Women in their 40s should begin getting mammograms whenever they want, members of a U.S. advisory group told a House hearing Wednesday, saying their "poorly worded" recommendations last month had confused people.
Physicians with the U.S. Preventive Services Task Force told a House hearing that they had not meant to suggest that screenings were unnecessary for patients in that age group. Instead, the physicians said, they meant that screening is more effective for those 50 to 74.
Republicans had trumpeted the initial recommendations, issued Nov. 16, as evidence that the Democratic-sponsored healthcare overhaul would lead to rationing of medical care. And women whose cancers were detected by early screening objected that their lives could have been lost if the recommendations had existed earlier.
Democrats at the hearing of the House Energy and Commerce subcommittee on health said the proposed healthcare overhaul would expand coverage for women and promote use of scientific evidence in determining the best care.
"Many women will decide to have mammogram screening at age 40," said Diana Pettiti, a physician and vice chairwoman of the task force. "The task force supports those decisions. The task force communication was poor."

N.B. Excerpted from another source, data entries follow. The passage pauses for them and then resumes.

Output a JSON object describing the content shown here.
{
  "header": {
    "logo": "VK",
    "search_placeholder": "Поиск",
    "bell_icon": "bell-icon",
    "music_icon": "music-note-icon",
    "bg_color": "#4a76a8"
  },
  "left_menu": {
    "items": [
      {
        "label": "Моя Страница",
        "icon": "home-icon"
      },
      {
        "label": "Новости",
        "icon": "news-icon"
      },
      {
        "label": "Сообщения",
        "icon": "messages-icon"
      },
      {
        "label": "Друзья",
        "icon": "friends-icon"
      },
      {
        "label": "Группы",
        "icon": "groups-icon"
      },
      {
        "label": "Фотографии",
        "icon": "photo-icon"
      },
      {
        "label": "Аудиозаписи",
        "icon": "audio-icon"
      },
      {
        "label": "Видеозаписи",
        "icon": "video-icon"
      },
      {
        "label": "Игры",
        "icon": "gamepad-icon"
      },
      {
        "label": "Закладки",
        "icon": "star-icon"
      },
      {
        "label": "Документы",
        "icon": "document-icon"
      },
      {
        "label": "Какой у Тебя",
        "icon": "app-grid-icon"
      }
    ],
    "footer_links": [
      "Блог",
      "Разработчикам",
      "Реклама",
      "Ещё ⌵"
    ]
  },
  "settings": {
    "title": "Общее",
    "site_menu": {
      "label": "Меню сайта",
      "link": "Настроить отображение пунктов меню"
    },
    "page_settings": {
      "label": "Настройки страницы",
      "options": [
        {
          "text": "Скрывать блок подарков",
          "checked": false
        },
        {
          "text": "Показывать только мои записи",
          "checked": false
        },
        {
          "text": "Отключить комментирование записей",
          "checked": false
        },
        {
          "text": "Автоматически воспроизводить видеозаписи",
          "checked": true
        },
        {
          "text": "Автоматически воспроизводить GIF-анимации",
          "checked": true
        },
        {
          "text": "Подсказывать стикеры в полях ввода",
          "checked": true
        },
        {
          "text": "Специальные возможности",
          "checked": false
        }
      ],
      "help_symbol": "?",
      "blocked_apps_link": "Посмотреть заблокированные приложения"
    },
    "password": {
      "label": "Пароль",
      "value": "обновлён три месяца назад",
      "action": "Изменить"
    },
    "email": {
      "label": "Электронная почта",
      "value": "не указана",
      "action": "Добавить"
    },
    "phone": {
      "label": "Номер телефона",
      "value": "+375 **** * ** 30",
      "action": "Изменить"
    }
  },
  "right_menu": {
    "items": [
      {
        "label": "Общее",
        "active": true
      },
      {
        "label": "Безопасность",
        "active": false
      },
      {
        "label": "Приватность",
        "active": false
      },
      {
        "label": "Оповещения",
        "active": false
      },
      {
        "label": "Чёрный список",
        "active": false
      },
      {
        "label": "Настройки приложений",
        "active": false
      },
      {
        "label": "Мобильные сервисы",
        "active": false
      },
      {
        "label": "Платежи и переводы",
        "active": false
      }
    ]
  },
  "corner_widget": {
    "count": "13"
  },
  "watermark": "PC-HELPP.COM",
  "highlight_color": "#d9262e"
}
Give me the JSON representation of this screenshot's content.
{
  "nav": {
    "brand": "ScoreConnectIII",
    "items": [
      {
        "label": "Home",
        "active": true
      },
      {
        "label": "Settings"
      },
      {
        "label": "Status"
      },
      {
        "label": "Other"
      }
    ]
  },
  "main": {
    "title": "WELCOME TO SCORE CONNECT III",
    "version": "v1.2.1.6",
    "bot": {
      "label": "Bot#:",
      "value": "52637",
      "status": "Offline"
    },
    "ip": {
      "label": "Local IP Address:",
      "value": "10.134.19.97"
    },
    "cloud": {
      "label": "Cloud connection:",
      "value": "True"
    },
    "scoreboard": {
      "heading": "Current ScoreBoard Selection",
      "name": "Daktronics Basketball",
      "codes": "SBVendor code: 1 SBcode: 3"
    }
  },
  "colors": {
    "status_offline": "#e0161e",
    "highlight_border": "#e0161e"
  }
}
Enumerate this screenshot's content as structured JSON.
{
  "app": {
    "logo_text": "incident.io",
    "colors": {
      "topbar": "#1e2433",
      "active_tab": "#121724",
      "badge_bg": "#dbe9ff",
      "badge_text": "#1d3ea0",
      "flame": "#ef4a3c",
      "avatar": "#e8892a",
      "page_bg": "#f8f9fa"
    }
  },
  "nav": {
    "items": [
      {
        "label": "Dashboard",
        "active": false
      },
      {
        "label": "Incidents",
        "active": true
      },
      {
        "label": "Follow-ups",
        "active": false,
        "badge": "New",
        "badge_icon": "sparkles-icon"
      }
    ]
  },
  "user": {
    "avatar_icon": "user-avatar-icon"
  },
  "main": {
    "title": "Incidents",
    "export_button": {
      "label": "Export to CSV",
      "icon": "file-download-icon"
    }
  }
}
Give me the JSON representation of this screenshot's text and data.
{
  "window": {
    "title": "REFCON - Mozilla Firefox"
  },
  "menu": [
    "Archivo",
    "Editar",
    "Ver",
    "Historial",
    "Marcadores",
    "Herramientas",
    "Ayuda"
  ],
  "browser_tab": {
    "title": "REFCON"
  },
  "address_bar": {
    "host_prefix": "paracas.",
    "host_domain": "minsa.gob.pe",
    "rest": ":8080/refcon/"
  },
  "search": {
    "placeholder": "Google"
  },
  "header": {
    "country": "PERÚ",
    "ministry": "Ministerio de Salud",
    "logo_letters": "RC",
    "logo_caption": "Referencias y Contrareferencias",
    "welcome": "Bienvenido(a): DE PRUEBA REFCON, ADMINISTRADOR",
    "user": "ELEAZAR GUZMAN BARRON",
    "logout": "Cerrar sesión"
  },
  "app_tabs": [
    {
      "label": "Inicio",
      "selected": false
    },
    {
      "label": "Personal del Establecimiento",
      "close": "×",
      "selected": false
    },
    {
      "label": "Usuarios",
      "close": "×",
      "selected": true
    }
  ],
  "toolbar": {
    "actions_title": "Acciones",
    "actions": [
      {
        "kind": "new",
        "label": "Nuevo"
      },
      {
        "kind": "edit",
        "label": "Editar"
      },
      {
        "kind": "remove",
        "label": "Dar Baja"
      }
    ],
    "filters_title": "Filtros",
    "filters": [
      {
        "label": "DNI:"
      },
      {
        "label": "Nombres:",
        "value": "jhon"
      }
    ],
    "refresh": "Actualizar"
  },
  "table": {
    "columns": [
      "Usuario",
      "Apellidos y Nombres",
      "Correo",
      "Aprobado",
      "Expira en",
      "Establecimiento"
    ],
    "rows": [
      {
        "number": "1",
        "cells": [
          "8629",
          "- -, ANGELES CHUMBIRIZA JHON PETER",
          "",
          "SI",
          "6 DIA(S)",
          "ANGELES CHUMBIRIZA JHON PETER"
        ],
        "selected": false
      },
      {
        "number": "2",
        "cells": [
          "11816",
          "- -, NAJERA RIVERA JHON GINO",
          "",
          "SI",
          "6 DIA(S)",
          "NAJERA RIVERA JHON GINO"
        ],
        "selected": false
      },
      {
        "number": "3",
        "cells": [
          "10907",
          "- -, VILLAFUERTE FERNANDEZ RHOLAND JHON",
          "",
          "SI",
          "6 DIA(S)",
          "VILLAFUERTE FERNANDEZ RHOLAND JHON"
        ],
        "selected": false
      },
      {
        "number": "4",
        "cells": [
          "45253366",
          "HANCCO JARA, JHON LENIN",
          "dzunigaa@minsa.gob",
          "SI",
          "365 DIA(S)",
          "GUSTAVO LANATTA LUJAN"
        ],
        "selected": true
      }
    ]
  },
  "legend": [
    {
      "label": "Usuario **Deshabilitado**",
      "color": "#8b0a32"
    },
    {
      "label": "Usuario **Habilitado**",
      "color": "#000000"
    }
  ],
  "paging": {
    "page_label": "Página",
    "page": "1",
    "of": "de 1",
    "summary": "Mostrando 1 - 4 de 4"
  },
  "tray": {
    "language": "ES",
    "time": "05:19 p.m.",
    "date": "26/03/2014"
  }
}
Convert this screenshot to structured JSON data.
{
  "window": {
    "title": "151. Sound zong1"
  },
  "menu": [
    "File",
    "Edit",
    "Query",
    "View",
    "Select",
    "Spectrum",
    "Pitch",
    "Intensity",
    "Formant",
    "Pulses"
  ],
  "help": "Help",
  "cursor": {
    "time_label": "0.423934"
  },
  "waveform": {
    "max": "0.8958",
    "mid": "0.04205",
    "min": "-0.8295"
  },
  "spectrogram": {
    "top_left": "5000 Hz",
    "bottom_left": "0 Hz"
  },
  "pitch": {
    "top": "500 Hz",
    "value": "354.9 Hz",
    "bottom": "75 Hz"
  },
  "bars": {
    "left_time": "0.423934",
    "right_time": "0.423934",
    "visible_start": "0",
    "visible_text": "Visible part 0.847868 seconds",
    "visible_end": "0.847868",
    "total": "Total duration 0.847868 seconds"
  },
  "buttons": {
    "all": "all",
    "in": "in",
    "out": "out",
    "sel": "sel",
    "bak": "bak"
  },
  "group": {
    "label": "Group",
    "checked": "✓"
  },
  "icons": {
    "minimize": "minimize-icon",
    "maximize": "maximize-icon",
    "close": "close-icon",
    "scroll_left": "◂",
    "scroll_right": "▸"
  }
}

Rep. Henry A. Waxman (D-Beverly Hills), chairman of the Energy and Commerce Committee, said in a statement that he had no doubt the panel was "driven by science and by the interpretation of science -- and not by cost or insurance coverage or the ongoing healthcare debate."